▸ **WORK TO BE COMPLETED**: Only lines containing "JSON" belong in the answer, each copied from the entries below.
----------
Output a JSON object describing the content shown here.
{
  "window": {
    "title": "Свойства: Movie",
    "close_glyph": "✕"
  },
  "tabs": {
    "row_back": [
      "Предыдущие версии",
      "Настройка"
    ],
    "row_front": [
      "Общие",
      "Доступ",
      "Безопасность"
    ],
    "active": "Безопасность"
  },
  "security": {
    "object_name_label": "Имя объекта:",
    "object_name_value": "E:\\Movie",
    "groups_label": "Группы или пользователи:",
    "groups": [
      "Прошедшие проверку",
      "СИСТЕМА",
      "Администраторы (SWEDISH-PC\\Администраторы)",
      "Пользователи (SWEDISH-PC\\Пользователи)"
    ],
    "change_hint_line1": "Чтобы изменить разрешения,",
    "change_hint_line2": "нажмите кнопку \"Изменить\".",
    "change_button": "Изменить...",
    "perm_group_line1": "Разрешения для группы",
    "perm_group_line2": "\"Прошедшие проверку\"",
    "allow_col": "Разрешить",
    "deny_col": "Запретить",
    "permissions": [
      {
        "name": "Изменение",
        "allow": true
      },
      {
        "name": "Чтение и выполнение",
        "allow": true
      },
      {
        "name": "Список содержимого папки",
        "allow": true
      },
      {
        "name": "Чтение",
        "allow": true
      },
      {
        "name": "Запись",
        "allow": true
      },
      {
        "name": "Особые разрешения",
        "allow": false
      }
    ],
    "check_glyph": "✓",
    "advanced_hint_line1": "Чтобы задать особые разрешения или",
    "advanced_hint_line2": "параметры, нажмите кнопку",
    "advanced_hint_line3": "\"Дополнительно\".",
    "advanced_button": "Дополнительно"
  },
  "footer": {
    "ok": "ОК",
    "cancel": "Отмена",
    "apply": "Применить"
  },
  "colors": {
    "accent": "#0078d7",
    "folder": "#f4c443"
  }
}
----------
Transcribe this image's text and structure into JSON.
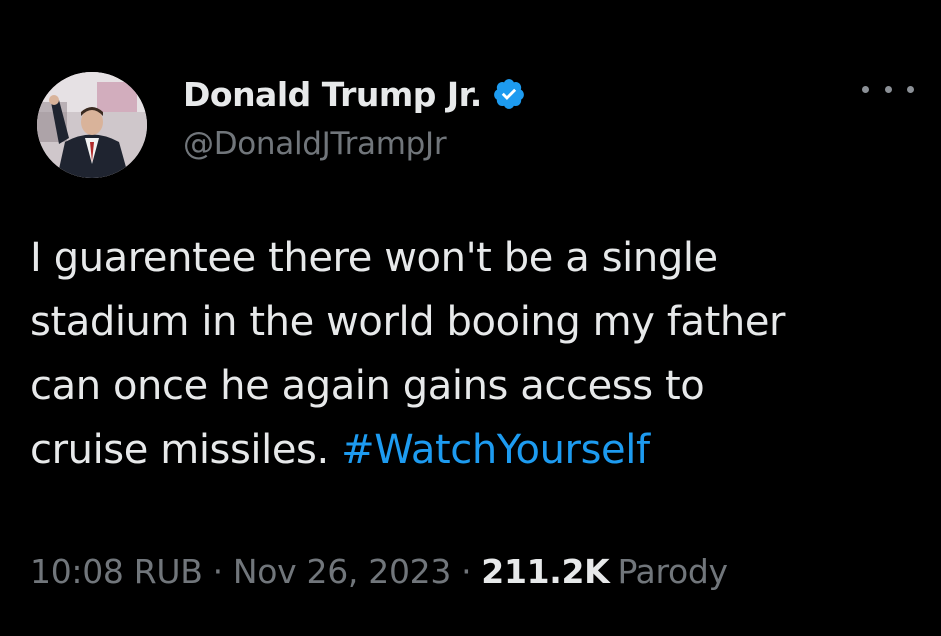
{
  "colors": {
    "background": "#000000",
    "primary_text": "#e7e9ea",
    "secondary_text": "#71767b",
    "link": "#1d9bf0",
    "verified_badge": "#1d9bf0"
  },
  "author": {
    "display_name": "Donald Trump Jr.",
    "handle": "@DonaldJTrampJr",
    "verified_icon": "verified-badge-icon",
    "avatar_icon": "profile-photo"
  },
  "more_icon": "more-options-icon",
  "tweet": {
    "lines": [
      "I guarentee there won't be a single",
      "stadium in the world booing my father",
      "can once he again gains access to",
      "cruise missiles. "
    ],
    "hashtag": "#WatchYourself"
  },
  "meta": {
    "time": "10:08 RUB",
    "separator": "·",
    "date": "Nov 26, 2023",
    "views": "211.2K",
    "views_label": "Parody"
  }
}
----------
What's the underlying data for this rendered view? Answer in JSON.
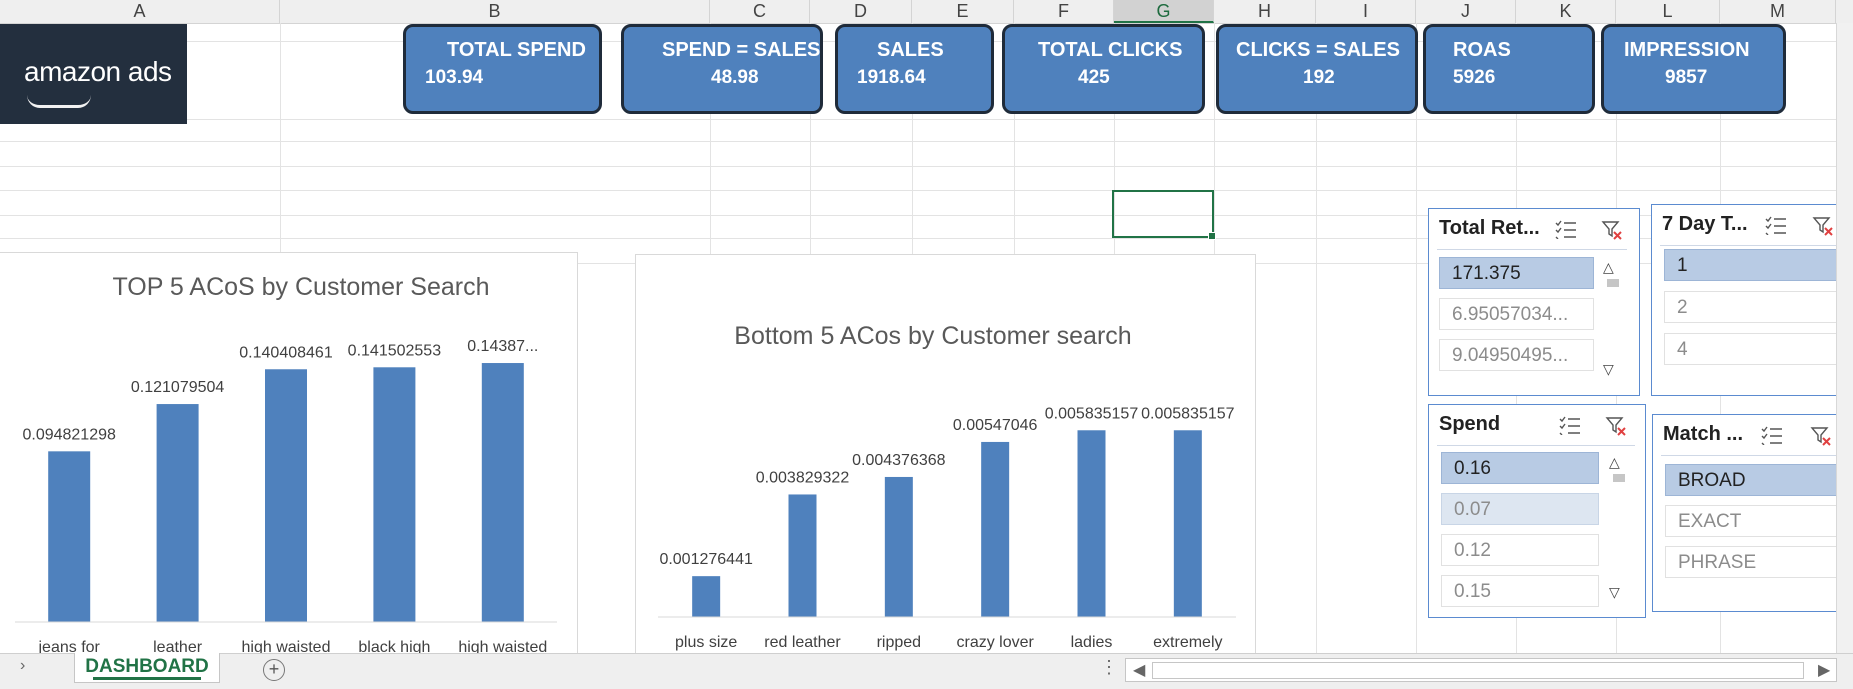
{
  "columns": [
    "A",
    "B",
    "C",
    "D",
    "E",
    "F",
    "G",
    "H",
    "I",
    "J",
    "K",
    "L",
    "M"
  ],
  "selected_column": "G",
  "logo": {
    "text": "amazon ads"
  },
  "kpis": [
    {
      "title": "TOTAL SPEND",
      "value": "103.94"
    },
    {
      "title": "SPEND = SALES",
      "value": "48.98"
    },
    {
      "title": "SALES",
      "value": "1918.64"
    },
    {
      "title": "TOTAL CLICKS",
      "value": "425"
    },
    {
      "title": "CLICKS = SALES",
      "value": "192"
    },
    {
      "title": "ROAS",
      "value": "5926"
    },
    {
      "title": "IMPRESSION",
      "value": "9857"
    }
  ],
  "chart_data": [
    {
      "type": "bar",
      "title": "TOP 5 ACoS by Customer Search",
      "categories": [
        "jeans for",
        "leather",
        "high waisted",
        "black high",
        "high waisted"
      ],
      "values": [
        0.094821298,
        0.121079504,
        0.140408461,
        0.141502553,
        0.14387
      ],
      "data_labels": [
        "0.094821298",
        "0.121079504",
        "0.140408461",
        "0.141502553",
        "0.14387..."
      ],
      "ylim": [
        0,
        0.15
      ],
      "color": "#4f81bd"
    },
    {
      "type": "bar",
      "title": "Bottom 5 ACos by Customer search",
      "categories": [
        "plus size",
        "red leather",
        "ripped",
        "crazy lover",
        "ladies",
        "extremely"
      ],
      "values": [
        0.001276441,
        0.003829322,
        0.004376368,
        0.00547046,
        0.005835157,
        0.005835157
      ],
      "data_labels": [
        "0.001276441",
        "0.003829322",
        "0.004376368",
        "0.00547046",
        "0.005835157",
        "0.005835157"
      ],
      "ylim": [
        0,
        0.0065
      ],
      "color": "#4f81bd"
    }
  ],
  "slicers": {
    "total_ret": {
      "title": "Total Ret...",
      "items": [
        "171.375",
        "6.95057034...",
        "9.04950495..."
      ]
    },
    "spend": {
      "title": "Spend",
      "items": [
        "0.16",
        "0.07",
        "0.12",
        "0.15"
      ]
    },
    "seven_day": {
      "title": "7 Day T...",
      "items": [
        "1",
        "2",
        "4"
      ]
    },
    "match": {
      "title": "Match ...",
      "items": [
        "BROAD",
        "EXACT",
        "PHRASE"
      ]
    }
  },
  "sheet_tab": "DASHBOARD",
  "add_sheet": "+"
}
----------
▸ **FINISHED TASK**:
Output a JSON object describing the content shown here.
Transcribe this image's text and structure into JSON.
What's the underlying data for this rendered view? Answer in JSON.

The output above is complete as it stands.